The holidays are coming and college students are heading home for break. The holidays are busy times, and students probably have plans to spend time catching up with friends and perhaps working to earn some extra cash. However, this may also be an ideal opportunity to spend some time catching up with your student and hearing more about how the college experience is going.
Your college student may have a lot they need or want to share with you. Of course, they may not want to talk about their semester, and you may need to do some encouraging. But your student may have things they’d like to share — good or bad. There are a few things that you can do to make it easier for your student to share their experiences, and also some things you can do to make sure that you are really hearing what they want or need you to hear.
Here are six suggestions to help you get the most out of your conversations with your college student while they’re home on break.
- Choose your conversation time and place carefully — Of course, sometimes the best conversations happen when we least expect them and in unexpected places. Be open to those spontaneous moments. But think, too, about creating time and space that will encourage your student to talk. Give them your full attention. Find some time to be together without everyone else around. Make space for good conversation.
- Ask the right questions — very carefully. There is a fine line between expressing your interest by asking questions and crossing into what might seem to your student like an inquisition. If the time seems appropriate, ask some open ended questions that can’t easily be answered with one word answers. Keep your questions general and let your student take the lead of where the conversation may go. Ask follow up questions carefully. Be willing to recognize if it feels as though this may not be the right time to pursue a conversation.

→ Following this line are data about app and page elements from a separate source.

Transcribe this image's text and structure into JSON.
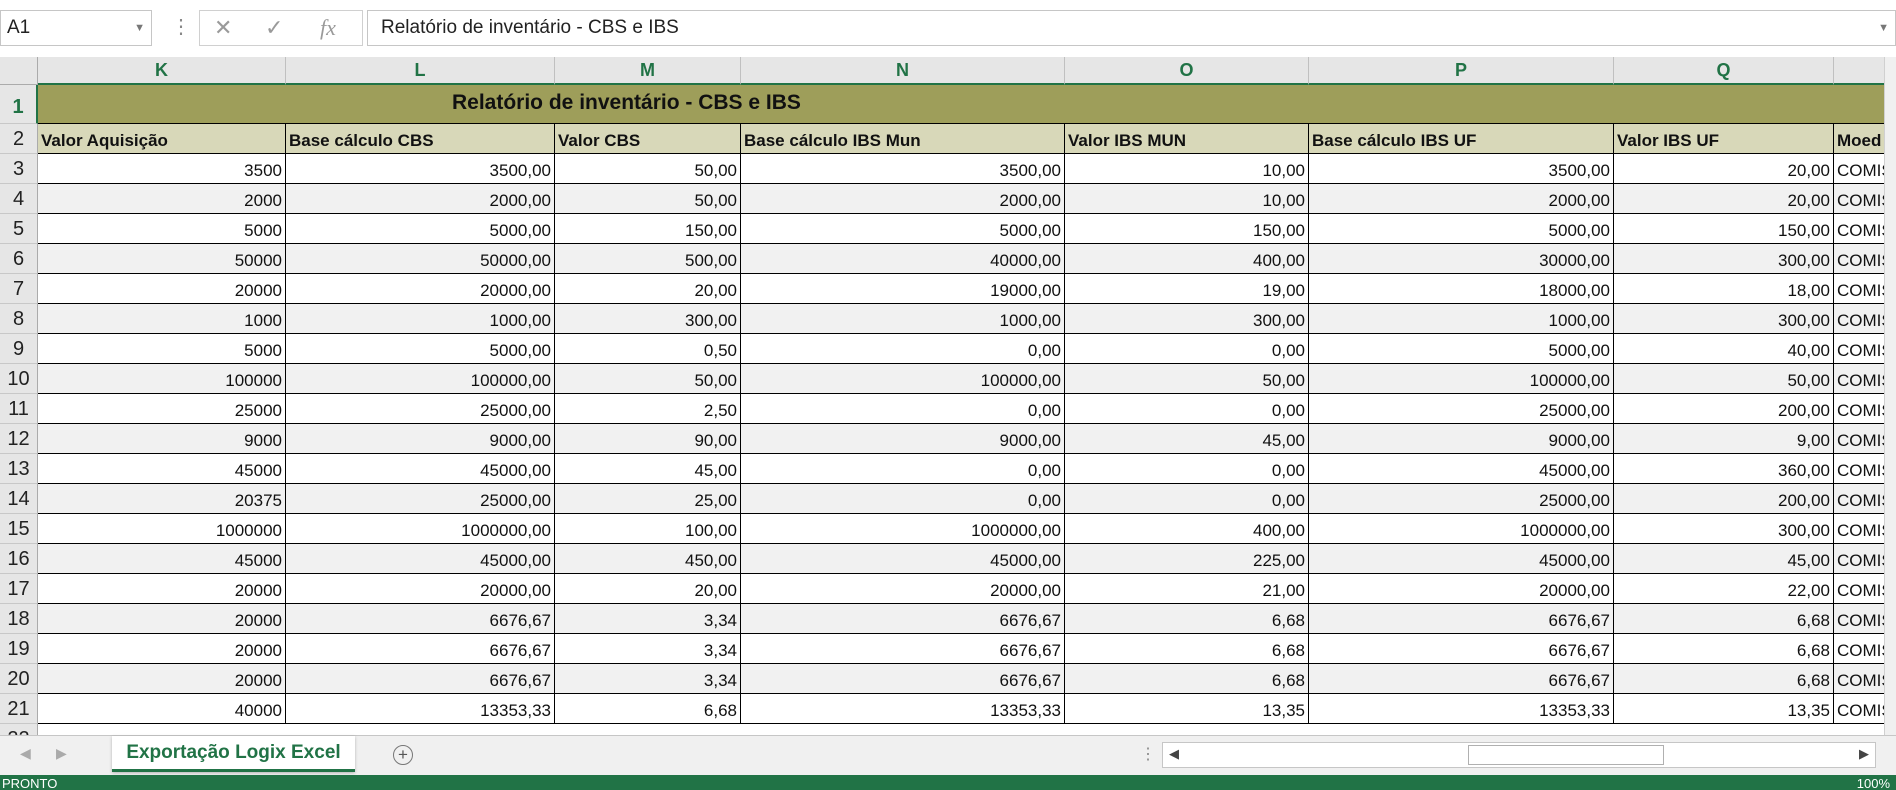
{
  "formula_bar": {
    "name_box": "A1",
    "cancel_icon": "✕",
    "enter_icon": "✓",
    "fx_label": "fx",
    "formula": "Relatório de inventário - CBS e IBS"
  },
  "columns": [
    "K",
    "L",
    "M",
    "N",
    "O",
    "P",
    "Q",
    ""
  ],
  "title": "Relatório de inventário - CBS e IBS",
  "headers": [
    "Valor Aquisição",
    "Base cálculo CBS",
    "Valor CBS",
    "Base cálculo IBS Mun",
    "Valor IBS MUN",
    "Base cálculo IBS UF",
    "Valor IBS UF",
    "Moed"
  ],
  "rows": [
    [
      "3500",
      "3500,00",
      "50,00",
      "3500,00",
      "10,00",
      "3500,00",
      "20,00",
      "COMIS"
    ],
    [
      "2000",
      "2000,00",
      "50,00",
      "2000,00",
      "10,00",
      "2000,00",
      "20,00",
      "COMIS"
    ],
    [
      "5000",
      "5000,00",
      "150,00",
      "5000,00",
      "150,00",
      "5000,00",
      "150,00",
      "COMIS"
    ],
    [
      "50000",
      "50000,00",
      "500,00",
      "40000,00",
      "400,00",
      "30000,00",
      "300,00",
      "COMIS"
    ],
    [
      "20000",
      "20000,00",
      "20,00",
      "19000,00",
      "19,00",
      "18000,00",
      "18,00",
      "COMIS"
    ],
    [
      "1000",
      "1000,00",
      "300,00",
      "1000,00",
      "300,00",
      "1000,00",
      "300,00",
      "COMIS"
    ],
    [
      "5000",
      "5000,00",
      "0,50",
      "0,00",
      "0,00",
      "5000,00",
      "40,00",
      "COMIS"
    ],
    [
      "100000",
      "100000,00",
      "50,00",
      "100000,00",
      "50,00",
      "100000,00",
      "50,00",
      "COMIS"
    ],
    [
      "25000",
      "25000,00",
      "2,50",
      "0,00",
      "0,00",
      "25000,00",
      "200,00",
      "COMIS"
    ],
    [
      "9000",
      "9000,00",
      "90,00",
      "9000,00",
      "45,00",
      "9000,00",
      "9,00",
      "COMIS"
    ],
    [
      "45000",
      "45000,00",
      "45,00",
      "0,00",
      "0,00",
      "45000,00",
      "360,00",
      "COMIS"
    ],
    [
      "20375",
      "25000,00",
      "25,00",
      "0,00",
      "0,00",
      "25000,00",
      "200,00",
      "COMIS"
    ],
    [
      "1000000",
      "1000000,00",
      "100,00",
      "1000000,00",
      "400,00",
      "1000000,00",
      "300,00",
      "COMIS"
    ],
    [
      "45000",
      "45000,00",
      "450,00",
      "45000,00",
      "225,00",
      "45000,00",
      "45,00",
      "COMIS"
    ],
    [
      "20000",
      "20000,00",
      "20,00",
      "20000,00",
      "21,00",
      "20000,00",
      "22,00",
      "COMIS"
    ],
    [
      "20000",
      "6676,67",
      "3,34",
      "6676,67",
      "6,68",
      "6676,67",
      "6,68",
      "COMIS"
    ],
    [
      "20000",
      "6676,67",
      "3,34",
      "6676,67",
      "6,68",
      "6676,67",
      "6,68",
      "COMIS"
    ],
    [
      "20000",
      "6676,67",
      "3,34",
      "6676,67",
      "6,68",
      "6676,67",
      "6,68",
      "COMIS"
    ],
    [
      "40000",
      "13353,33",
      "6,68",
      "13353,33",
      "13,35",
      "13353,33",
      "13,35",
      "COMIS"
    ]
  ],
  "sheet_tab": "Exportação Logix Excel",
  "status": {
    "ready": "PRONTO",
    "zoom": "100%"
  },
  "colors": {
    "excel_green": "#217346",
    "title_fill": "#9e9e5a",
    "header_fill": "#d8d8b9"
  }
}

- Stop talking. That’s right, simply stop talking and start listening. In general, we are not always very good listeners. We jump in with quick advice. We plan in our head what we’ll say next and miss some of what’s being said to us. We think we know where the other person is going and we finish their thoughts. One of the best ways to encourage your student to talk to you is to be a quality listener. Give your full attention. Nod or make encouraging sounds. Let your student finish their thoughts and then just wait a bit to see if more will come. Talk less and listen more.
- Watch for cues. Take note not only of what your student is telling you, but also of the way they are telling it. Listen carefully to tone of voice. Watch body language and facial expressions. Nonverbal cues can tell us a lot about what excites someone, what worries them, what makes them angry. Try to read between the lines.

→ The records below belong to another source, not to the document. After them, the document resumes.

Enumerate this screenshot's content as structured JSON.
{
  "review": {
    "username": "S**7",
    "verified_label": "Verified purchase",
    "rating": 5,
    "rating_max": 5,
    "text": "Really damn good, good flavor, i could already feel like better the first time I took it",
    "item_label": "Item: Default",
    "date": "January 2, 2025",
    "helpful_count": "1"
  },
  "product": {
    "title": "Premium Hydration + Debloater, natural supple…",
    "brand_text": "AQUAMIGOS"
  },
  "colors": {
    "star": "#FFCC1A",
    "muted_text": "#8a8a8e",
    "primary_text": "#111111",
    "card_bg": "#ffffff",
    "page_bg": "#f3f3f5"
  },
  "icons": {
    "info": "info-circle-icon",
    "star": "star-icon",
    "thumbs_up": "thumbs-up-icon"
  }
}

- Clarify what you think you hear. Make sure that the message you think you get is really what your student was saying. Don’t assume. Ask them to be more clear or to add more information. Let them know what you think you hear them saying and ask whether you are right. If you are right, they’ll feel good that you’ve heard and registered it. If you’re wrong, they’ll have an opportunity to be more clear. There will be less room for misunderstandings.
- Acknowledge and affirm the experience. Let your student know that you appreciate their willingness to share with you. Try as hard as you can not to judge or argue right now. Affirm their connection to you, and your appreciation for sharing. If necessary, ask to return to the subject later when you’ve had time to think about it. The more positive the conversational experience is, the more likely it will be to happen again another time.

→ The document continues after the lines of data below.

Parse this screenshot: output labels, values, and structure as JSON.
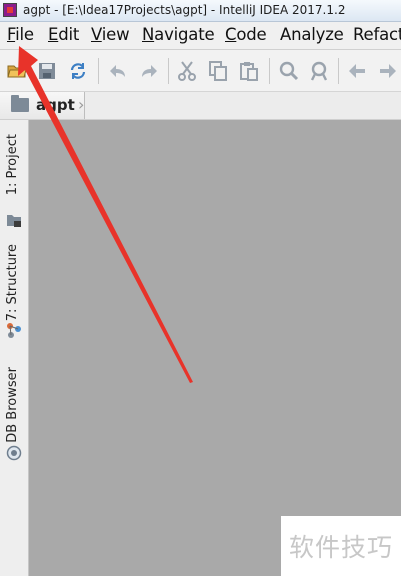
{
  "window": {
    "title": "agpt - [E:\\Idea17Projects\\agpt] - IntelliJ IDEA 2017.1.2"
  },
  "menu": {
    "items": [
      {
        "mnemonic": "F",
        "rest": "ile"
      },
      {
        "mnemonic": "E",
        "rest": "dit"
      },
      {
        "mnemonic": "V",
        "rest": "iew"
      },
      {
        "mnemonic": "N",
        "rest": "avigate"
      },
      {
        "mnemonic": "C",
        "rest": "ode"
      },
      {
        "mnemonic": "",
        "rest": "Analyze"
      },
      {
        "mnemonic": "",
        "rest": "Refact"
      }
    ]
  },
  "toolbar": {
    "icons": [
      "open-folder-icon",
      "save-icon",
      "sync-icon",
      "undo-icon",
      "redo-icon",
      "cut-icon",
      "copy-icon",
      "paste-icon",
      "find-icon",
      "replace-icon",
      "back-icon",
      "forward-icon"
    ]
  },
  "navbar": {
    "crumb": "agpt"
  },
  "tool_windows": {
    "project": "1: Project",
    "structure": "7: Structure",
    "db_browser": "DB Browser"
  },
  "watermark": {
    "text": "软件技巧"
  },
  "colors": {
    "arrow": "#e8332a",
    "editor_bg": "#a9a9a9"
  }
}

Your college student may not want to talk a lot about their college experiences right away. They may want to keep that portion of their life separate from home life. As a college parent, patience may be the first quality that you will need. But let your student know that while you are willing to be patient, you hope they’ll let you know about how things are going. Then work to practice the communication skills we’ve suggested. You may be surprised about how much you’ll be able to hear from your college student.